Friday, March 01, 2013
The China Gulch Trail at Camanche winds through cattle pasturage, and the bridle path is wide enough for three horses to go side by side (mostly). That's the good news, along with the beautiful views.
The bad news is that the trail is all gravel and stones, which the horses do not care for underfoot, and all uphill and downhill, which the horses and their aging riders did not especially care for. The stones and gravel bruise the horses' feet at times, in spite of horseshoes, and make the footing going downhill a bit tricky. And the up- and down-hill ...
I can't say how Cathy the Mad Horsewoman and Jerry the Alabama Cowboy felt while riding. They have heavy Western saddles, which may provide them with a bit more support than I have with my lightweight English Wintec -- I definitely have to ride with my legs engaged to maintain balance side to side and back to front. Perhaps I should ask them about that next time. On my part, by the time we were done, my flabby old legs were shaking and screaming at the exertion.
(Now that may sound horrible, but for a life-long horsey junkie like me, it is exactly what your legs long for, and a feeling that fills one's heart with happy-cooties, even while causing one to drag, zombie-like, to set out the picnic lunch afterward.)
The scenery was gorgeous, with weathered stone bluffs in the distance, and the lake glinting improbably blue in the distance (the photos don't do it justice), and the joy of watching our horses' expressions -- it was a wonderful ride. But for me, the best part of the strenuous day was arguing with Dink at every hill, when he wanted to charge ahead in a forging trot, and feeling him eager to keep going on and on to see what else there was to see.
The last time we were at Camanche, I was afraid he was dying. But he did great this time; in fact he was a bit of an ass, but that's Duquesne all the way. He remembered the gate into the park, and positioned himself flawlessly for me to open it from his back. Only after the gate was closed and his mental "work" was done did he begin prancing and puffing to get on with the ride.
We saw a million woodpeckers, heard meadowlarks, watched buzzards and hawks sail through the sky; three mule deer spooked when they heard us come over a ridge, and big grazing cattle watched us warily.
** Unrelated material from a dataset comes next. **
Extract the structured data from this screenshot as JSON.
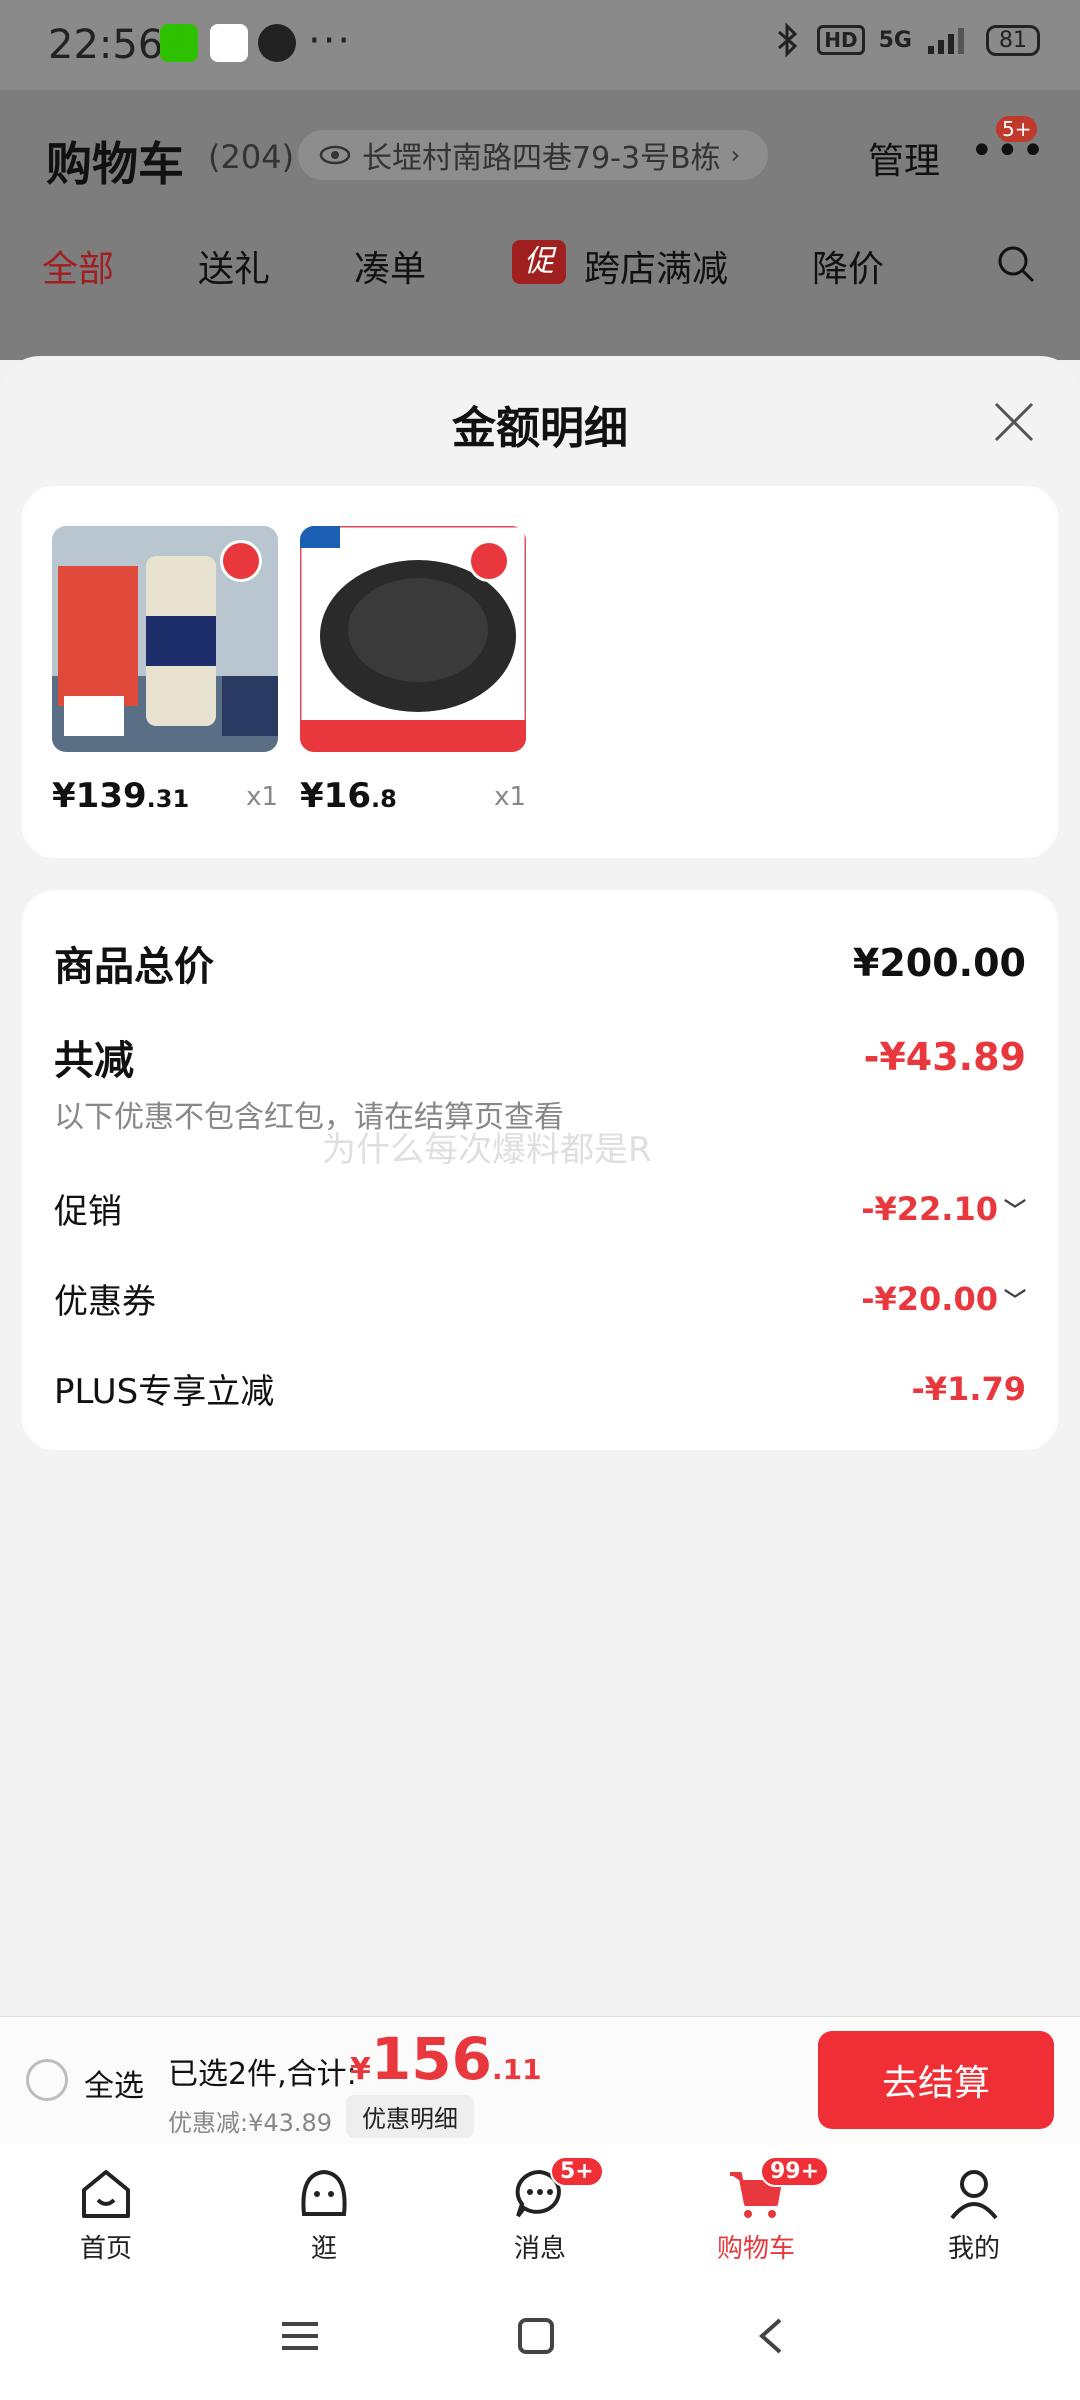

We saw a calf chase a gaggle of geese just for fun.
It's bedtime now, and I am still tired from that ride, my legs and arms still threatening to go on strike or something, even with 24+ hours of rest.